Movie reviews: Snatched, In View and Inversion
- Snatched (15A, 97mins) ★★★
- In View (No Cert, 93mins) ★★★
- Inversion (No Cert, 84mins) ★★★★
On the face of it, Snatched is yet another crass and crude Hollywood comedy of a kind that's become depressingly familiar. But there's one key difference - Amy Schumer. The irrepressible comedian has swept like a tornado through the American entertainment industry in recent years, moving from gigs in small clubs to her own TV show, stadium tours and a growing film career. She's the best thing about this rather dumb vehicle, and joins forces with comedy veteran Goldie Hawn to make a very ordinary comedy watchable.
When 30-something slacker Emily Middleton gets dumped by her boyfriend on the eve of a romantic trip she'd planned to Ecuador, she asks her mother to go instead. Linda Middleton (Goldie Hawn) is horrified by the idea of a South American holiday, and only agrees to go because she can't bear the thought of the ticket being wasted.

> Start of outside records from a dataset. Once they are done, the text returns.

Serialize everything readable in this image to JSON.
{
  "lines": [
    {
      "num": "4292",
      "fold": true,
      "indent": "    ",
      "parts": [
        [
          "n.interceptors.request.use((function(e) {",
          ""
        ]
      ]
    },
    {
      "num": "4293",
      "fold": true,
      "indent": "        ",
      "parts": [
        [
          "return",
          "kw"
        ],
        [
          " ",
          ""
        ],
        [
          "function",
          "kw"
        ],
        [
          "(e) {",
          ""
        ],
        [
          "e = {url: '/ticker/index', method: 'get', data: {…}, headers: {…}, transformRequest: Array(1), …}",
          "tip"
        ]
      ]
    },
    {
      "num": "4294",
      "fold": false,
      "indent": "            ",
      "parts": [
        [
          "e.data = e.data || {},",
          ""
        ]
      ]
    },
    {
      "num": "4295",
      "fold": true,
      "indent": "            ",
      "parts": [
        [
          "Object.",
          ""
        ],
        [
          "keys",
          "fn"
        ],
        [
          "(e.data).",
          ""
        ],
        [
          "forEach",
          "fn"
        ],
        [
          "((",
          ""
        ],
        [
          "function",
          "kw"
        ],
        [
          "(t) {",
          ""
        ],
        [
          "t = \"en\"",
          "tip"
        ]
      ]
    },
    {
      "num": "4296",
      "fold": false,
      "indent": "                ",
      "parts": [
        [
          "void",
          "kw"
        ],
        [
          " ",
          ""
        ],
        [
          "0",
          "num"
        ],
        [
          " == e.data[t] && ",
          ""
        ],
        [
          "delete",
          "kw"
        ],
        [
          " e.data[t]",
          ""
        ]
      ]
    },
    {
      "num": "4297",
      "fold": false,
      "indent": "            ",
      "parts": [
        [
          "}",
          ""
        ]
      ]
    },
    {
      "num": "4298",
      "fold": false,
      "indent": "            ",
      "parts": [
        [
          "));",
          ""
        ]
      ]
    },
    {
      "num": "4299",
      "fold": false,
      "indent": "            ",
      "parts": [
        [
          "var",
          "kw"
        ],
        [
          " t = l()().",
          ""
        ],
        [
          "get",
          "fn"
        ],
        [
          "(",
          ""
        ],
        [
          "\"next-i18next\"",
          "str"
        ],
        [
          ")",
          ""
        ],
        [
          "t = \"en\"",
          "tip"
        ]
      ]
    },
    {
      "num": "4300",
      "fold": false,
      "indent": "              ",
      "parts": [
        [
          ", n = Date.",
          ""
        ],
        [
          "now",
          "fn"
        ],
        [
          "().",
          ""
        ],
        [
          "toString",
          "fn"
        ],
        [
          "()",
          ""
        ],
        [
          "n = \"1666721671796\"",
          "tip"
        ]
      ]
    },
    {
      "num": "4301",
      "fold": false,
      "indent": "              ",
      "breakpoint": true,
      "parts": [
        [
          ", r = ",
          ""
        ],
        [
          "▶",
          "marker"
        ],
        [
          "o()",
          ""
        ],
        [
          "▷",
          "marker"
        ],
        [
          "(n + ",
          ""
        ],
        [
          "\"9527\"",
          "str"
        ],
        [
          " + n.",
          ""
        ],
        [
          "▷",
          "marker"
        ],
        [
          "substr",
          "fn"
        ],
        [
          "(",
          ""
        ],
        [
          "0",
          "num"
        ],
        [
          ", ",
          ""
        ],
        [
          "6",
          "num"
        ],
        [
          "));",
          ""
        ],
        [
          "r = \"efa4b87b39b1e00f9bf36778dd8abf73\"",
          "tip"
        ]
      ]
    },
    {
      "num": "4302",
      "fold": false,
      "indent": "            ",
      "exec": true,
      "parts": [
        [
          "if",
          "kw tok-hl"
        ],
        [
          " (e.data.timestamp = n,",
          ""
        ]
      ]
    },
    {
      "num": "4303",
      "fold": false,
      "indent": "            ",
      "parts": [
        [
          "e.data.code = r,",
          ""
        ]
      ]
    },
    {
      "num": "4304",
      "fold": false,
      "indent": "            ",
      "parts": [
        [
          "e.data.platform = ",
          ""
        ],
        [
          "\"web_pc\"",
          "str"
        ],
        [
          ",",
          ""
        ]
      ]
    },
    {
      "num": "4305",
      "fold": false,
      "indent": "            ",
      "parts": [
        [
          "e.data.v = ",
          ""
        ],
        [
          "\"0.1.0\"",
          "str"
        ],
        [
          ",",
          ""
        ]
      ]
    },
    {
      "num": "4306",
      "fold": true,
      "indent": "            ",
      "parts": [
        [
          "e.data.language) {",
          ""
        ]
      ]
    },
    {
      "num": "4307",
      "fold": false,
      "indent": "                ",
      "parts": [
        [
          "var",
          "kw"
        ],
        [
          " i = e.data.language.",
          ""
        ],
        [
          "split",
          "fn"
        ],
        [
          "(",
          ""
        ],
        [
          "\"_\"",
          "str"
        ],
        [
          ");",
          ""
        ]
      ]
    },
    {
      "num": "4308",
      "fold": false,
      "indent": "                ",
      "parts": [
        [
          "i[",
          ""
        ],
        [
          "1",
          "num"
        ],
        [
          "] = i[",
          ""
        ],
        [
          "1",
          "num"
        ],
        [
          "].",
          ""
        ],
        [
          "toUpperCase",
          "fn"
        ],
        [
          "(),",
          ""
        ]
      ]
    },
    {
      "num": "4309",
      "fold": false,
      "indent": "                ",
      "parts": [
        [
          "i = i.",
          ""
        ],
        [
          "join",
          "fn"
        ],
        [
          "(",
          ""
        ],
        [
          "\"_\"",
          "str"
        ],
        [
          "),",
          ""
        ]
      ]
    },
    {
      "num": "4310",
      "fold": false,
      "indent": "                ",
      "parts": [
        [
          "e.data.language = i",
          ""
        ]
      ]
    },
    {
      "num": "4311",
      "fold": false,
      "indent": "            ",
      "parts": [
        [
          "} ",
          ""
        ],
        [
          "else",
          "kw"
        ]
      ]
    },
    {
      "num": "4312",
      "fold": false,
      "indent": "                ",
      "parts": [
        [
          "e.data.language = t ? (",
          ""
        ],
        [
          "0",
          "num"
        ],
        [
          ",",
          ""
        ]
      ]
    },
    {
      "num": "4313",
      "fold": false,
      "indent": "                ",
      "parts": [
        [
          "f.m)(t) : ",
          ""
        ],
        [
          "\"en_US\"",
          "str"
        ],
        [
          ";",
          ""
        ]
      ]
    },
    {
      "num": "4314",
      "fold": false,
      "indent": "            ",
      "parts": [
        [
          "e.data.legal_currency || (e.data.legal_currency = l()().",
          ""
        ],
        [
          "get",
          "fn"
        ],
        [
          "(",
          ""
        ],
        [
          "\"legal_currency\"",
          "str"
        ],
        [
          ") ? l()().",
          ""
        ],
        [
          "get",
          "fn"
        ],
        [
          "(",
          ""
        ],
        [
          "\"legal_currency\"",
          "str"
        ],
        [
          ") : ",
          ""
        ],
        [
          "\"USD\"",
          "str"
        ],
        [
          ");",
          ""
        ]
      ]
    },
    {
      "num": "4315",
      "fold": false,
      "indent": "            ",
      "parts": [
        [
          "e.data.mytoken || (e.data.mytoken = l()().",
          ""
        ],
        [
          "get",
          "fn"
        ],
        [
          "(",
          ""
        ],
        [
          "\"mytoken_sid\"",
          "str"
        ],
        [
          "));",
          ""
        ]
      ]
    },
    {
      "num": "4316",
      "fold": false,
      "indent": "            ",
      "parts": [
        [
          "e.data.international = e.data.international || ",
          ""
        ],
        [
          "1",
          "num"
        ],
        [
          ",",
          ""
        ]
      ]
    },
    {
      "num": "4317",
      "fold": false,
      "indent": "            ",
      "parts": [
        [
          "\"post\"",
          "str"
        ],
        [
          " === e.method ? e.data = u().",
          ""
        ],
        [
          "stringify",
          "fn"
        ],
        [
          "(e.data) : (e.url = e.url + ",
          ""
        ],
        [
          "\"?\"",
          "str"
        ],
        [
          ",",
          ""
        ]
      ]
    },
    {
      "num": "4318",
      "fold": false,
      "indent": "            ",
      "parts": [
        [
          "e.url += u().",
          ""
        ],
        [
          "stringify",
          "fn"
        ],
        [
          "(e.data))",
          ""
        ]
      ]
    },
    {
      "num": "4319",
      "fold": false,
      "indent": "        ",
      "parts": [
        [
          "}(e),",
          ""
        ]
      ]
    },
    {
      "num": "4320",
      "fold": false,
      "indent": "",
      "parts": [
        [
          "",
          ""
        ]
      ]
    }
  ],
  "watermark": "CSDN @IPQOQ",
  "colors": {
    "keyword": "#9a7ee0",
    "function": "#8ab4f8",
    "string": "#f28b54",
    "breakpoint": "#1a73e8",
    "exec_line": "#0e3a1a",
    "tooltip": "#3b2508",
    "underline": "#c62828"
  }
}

When they get to their resort, Linda warns her daughter against going drinking with strange men. But no one ever listens to their mother as much as they should, and soon a suave Englishman lures Emily into a trip, and she and Linda are kidnapped. It's just the beginning of a string of hair-raising adventures that takes them to the heart of the Amazon jungles, with cartoonish villains in hot pursuit.
It's predictable stuff for the most part, and the jokes thin out half way through, but Schumer and Hawn are great together, and Schumer wrings every last drop of laughter out of the script. Like Bob Hope, she has perfect comic timing, a rare and priceless gift.
Sombre, well-made and relentlessly depressing, In View is an earnest study of crippling grief that features a very strong performance from Caoilfhoinn Dunne. She is Ruth, a desk-bound guard whose drinking is blighting her life. To the exasperation of her working partner Denis (Ciaran McMenamin) and immediate boss Donny (Stuart Graham), she refuses to contemplate treatment, and is on her final warning after a string of disastrous interactions with the public.
Ruth drinks, joylessly, compulsively, in pubs, at home, in her car, and slowly we find out why. The worst kind of tragedy lurks in her past, and she blames herself for a horrific incident she can never forget. Her colleagues are sympathetic, but some people don't want to be saved.
Creagh's previous films include the slight but thoughtful Parked, which starred Colm Meaney as a man who lives in a broken-down car. In View, I think, is better than that, partly because Creagh's screenplay refuses to pull its punches, but mainly because of Dunne's heartbreakingly intense performance. Surrounding characters might have been more convincingly fleshed out, but Ruth's despair is utterly convincing.
The smog-laden skies of Tehran lower ominously throughout Inversion, Behnam Behzadi's moving tale of dashed dreams and societal indifference. Sahar Dwolatshahi is Niloofar, a single-minded, 30-something unmarried woman. She runs her own shop and looks after her ailing mother, Mahin (Shirin Yazdanbakhsh), who has chronic heart disease but insists on taking walks when Teheran's stifling smog is at its worst.
When she collapses in the street, Niloofar's extended family decide that Mahin will move to a holiday home in the country, and that Niloofar must accompany her. And as soon as she leaves, Niloofar discovers that her spiteful, misogynistic brother has sold the shop she spent 10 years building up, leaving her with nothing.
Those smothering skies denote a depressingly familiar theme in Iranian society: the side-lining of women by a bull-headed, retrograde theocracy. But Behzadi's direction, and Dwolatshahi's subtle, elegant performance, make Inversion a lot less dryly didactic than that.